I've read about having a design fee, and I tend to agree with charging for the time taken to design a kitchen.
My problem is that nearly all of my local competitors don't charge a design fee. I've actually gotten bids from a few of them and they send out several detailed pages of plans with dimensions and detailed costs. How can I compete with that if I charge a design fee?
If I'm a prospective costumer, I would not pay $100-200 for someone to draw my kitchen when there are 3 guys down the road that will do it for nothing. Does anyone have any ideas?
(Business and Management Forum)
From contributor P:
If you can't match the quality of your competitor's bid package, you won't get much business - unless you are able to seriously undercut them on price. These days, a very complete and professional bid presentation is the norm - computers and software are cheap enough that every shop which intends to stay in business has to make the investment and learn to use them. If you are unwilling or unable to do this, then your business prospects are limited.
Most consumers aren't going to be able to pick up on the subtle differences between 3 designs, so when you price to the competitors standard and then add for improvements they can compare prices and then choose the enhancements.
In general, one should look to at least match what competitors are doing in order to stay in the competition. So I am recommending that you don't charge a design fee, that you do provide a very professional looking and impressive package, and that you figure the cost of doing this into your overhead. Or continue with whatever you are doing and pass the cost savings on, which will make you more competitive.
I would suggest looking into software for drawings, because it saves so much time. I used to do hand drawings, but when the client wanted a change I had to start all over. The computer makes editing easy and is a huge time saver. It is still possible to print a CAD drawing onto nice paper and color it by hand if you wish, and it can does make for a nice presentation.
One is when a customer walks in with no plans, and he/she is not sure how to start the process. This is most likely a remodel.
Two is when a customer or contractor walks in with a basic set of blueprints that includes only a floor plan view of the cabinets.
Three is when we receive a full set of blueprints, with the cabinets fully designed, and often times accompanied by a spec sheet calling out construction style, materials, choice of hardware, finishes, etc.
Situation three obviously doesn't apply to this. When faced with situation two I offer two choices. I can give a budget estimate based on the approximate lineal footage and design level they're interested in, which takes about 10 minutes. Or, I give them my design speech.
When faced with situation one, I give my standard design speech.
Mr. or Mrs.Customer, at some point, before I or anybody else can give you an accurate price, you need to have a design. This can be done for free at a Home Center, or you can pay a designer, architect, or cabinetmaker to do the design for you. The amount of this service varies, but generally you get what you pay for. We charge $120 an hour for this service. If you hire us to perform this service for you, the design is yours to keep, Regardless of who you hire to build your cabinets, the design process is a necessary first step.
I do not charge for estimates, but I do go through a pretty thorough pre-qualifying exercise with each and every client (no point in estimating a job for someone who needs cabinets sooner than I can manufacture them) before providing them with an estimate.
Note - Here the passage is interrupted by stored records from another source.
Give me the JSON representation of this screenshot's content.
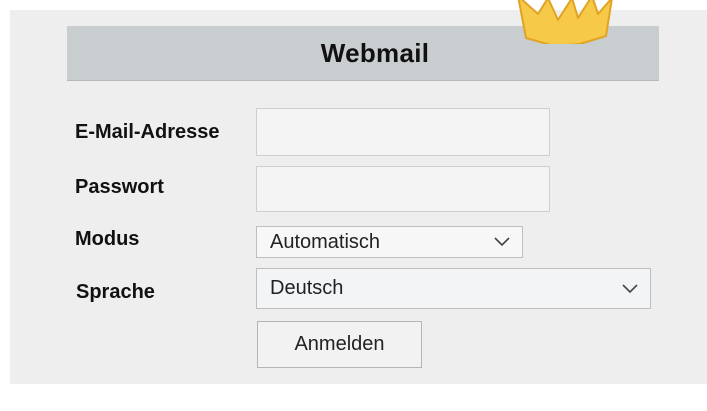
{
  "header": {
    "title": "Webmail"
  },
  "form": {
    "email": {
      "label": "E-Mail-Adresse",
      "value": "",
      "placeholder": ""
    },
    "password": {
      "label": "Passwort",
      "value": "",
      "placeholder": ""
    },
    "mode": {
      "label": "Modus",
      "selected": "Automatisch"
    },
    "language": {
      "label": "Sprache",
      "selected": "Deutsch"
    },
    "submit_label": "Anmelden"
  },
  "icons": {
    "dropdown": "chevron-down-icon",
    "decoration": "starburst-icon"
  },
  "colors": {
    "panel_background": "#eeeeee",
    "header_background": "#c8cdd0",
    "starburst_fill": "#f7c948",
    "starburst_stroke": "#e0a422"
  }
}
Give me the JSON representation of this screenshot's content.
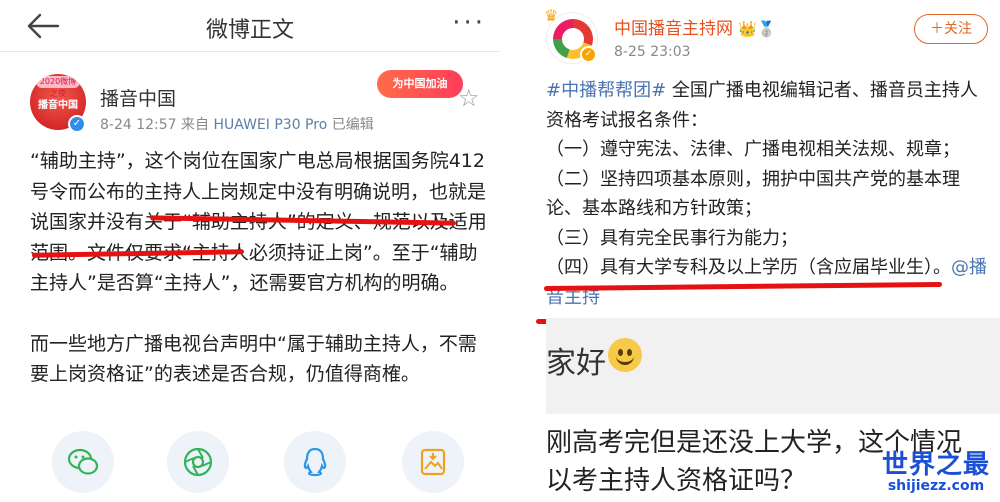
{
  "left": {
    "header": {
      "title": "微博正文",
      "more": "···"
    },
    "post": {
      "avatar_text": "播音中国",
      "avatar_badge": "2020微博之夜",
      "author": "播音中国",
      "date": "8-24 12:57",
      "from_label": "来自",
      "device": "HUAWEI P30 Pro",
      "edited": "已编辑",
      "event_badge": "为中国加油",
      "paragraph1": "“辅助主持”，这个岗位在国家广电总局根据国务院412号令而公布的主持人上岗规定中没有明确说明，也就是说国家并没有关于“辅助主持人”的定义、规范以及适用范围。文件仅要求“主持人必须持证上岗”。至于“辅助主持人”是否算“主持人”，还需要官方机构的明确。",
      "paragraph2": "而一些地方广播电视台声明中“属于辅助主持人，不需要上岗资格证”的表述是否合规，仍值得商榷。"
    },
    "share": [
      "wechat-icon",
      "moments-icon",
      "qq-icon",
      "save-image-icon"
    ]
  },
  "right": {
    "post": {
      "author": "中国播音主持网",
      "author_badges": "👑🥈",
      "time": "8-25 23:03",
      "follow": "＋关注",
      "hashtag": "#中播帮帮团#",
      "text_intro": " 全国广播电视编辑记者、播音员主持人资格考试报名条件：",
      "item1": "（一）遵守宪法、法律、广播电视相关法规、规章；",
      "item2": "（二）坚持四项基本原则，拥护中国共产党的基本理论、基本路线和方针政策；",
      "item3": "（三）具有完全民事行为能力；",
      "item4": "（四）具有大学专科及以上学历（含应届毕业生）。",
      "mention": "@播音主持"
    },
    "sub_card": {
      "text": "家好"
    },
    "question_line1": "刚高考完但是还没上大学，这个情况",
    "question_line2": "以考主持人资格证吗？"
  },
  "watermark": {
    "main": "世界之最",
    "sub": "shijiezz.com"
  },
  "colors": {
    "underline": "#e51212",
    "link": "#4a74b0",
    "brand_orange": "#e8501e",
    "watermark": "#1a4fd6"
  }
}
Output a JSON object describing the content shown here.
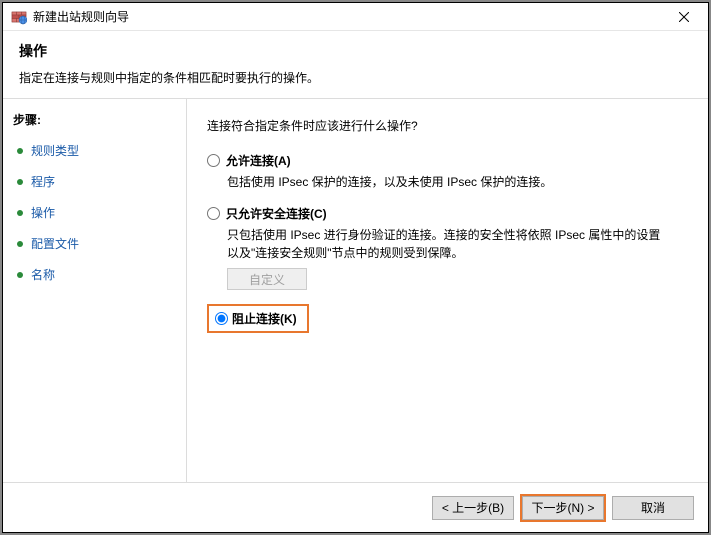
{
  "window": {
    "title": "新建出站规则向导"
  },
  "header": {
    "title": "操作",
    "subtitle": "指定在连接与规则中指定的条件相匹配时要执行的操作。"
  },
  "sidebar": {
    "steps_label": "步骤:",
    "items": [
      {
        "label": "规则类型"
      },
      {
        "label": "程序"
      },
      {
        "label": "操作"
      },
      {
        "label": "配置文件"
      },
      {
        "label": "名称"
      }
    ]
  },
  "content": {
    "prompt": "连接符合指定条件时应该进行什么操作?",
    "options": {
      "allow": {
        "label": "允许连接(A)",
        "desc": "包括使用 IPsec 保护的连接，以及未使用 IPsec 保护的连接。"
      },
      "allow_secure": {
        "label": "只允许安全连接(C)",
        "desc": "只包括使用 IPsec 进行身份验证的连接。连接的安全性将依照 IPsec 属性中的设置以及\"连接安全规则\"节点中的规则受到保障。",
        "custom_btn": "自定义"
      },
      "block": {
        "label": "阻止连接(K)"
      }
    }
  },
  "footer": {
    "back": "< 上一步(B)",
    "next": "下一步(N) >",
    "cancel": "取消"
  }
}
I also make them come to the showroom with blueprints or sketches to get the estimate. Yes, I lose a few jobs from time to time because of this policy, but the vast majority of the jobs I lose because of this policy would either never have materialized for me and my company, or would be bad jobs.
As far as a design fee is concerned, I charge everyone a design fee. It is part of the cost of doing business, and we must charge for it. The question becomes, do you collect that fee up front, or at the end. Collecting upon completion means you run the risk of the client choosing not to use you, and the design work becomes lost time (free labor provided many time to your competitors). If I am designing a project for a regular (repeat) customer, then I do not collect the design fee up front.
If I am working for a new builder, or an individual, then I collect the design fee before I begin the design process. If they choose to purchase their cabinetry somewhere else, I have been paid for my design, and am still a happy guy. If they purchase the cabinetry from me, the design cost is applied to the cabinetry cost. This process does have a way of weeding out the tire kickers.
For new builders (not necessarily new in business, just new to me), they have the opportunity to supply me with credit references for terms, but still must purchase three or four jobs from me before I stop collecting the design fee up front. For everyone, my estimate clearly illustrates the process, which is I do the design after I receive the signed estimate with a check for the design fee, along with the appliance specifications.
Sometimes potential clients will not compare pricing, and they may just want you to do the job because of reputation, good references, good sales pitch, etc. If you can present yourself as a cut above your competitors, this may not be an issue at all. Have you knowingly lost work because of this situation?